EXERCISE
Lines below that hold the word "Lake" must be copied in full.

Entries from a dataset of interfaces

::::::::::

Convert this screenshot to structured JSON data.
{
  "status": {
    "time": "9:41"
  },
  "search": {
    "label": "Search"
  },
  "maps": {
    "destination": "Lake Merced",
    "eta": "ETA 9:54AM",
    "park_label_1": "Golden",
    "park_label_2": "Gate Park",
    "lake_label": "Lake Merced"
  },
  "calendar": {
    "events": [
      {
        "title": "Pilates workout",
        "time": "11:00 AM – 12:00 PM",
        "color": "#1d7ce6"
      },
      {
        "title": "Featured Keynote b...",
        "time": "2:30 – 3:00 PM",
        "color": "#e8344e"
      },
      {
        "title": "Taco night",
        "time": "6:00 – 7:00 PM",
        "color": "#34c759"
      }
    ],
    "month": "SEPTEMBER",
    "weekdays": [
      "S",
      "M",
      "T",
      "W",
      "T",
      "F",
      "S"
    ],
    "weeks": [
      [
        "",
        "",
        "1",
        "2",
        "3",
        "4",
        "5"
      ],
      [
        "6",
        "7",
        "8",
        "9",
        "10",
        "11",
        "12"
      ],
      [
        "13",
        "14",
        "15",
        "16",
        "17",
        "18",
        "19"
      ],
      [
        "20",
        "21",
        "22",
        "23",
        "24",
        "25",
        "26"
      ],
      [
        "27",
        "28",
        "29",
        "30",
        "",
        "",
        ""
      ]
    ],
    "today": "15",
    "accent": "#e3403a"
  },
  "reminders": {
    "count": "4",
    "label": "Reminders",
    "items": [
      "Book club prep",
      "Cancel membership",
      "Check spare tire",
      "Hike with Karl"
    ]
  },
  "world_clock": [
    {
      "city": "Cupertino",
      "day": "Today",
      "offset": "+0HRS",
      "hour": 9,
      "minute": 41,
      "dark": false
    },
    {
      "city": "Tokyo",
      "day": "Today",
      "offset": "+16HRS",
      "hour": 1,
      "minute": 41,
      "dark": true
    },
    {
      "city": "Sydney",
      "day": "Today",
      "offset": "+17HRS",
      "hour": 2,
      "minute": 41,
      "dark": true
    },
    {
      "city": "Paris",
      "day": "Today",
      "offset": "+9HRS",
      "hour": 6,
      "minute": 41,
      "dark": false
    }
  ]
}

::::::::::

THE COMPLETED TASK
    "destination": "Lake Merced",
    "lake_label": "Lake Merced"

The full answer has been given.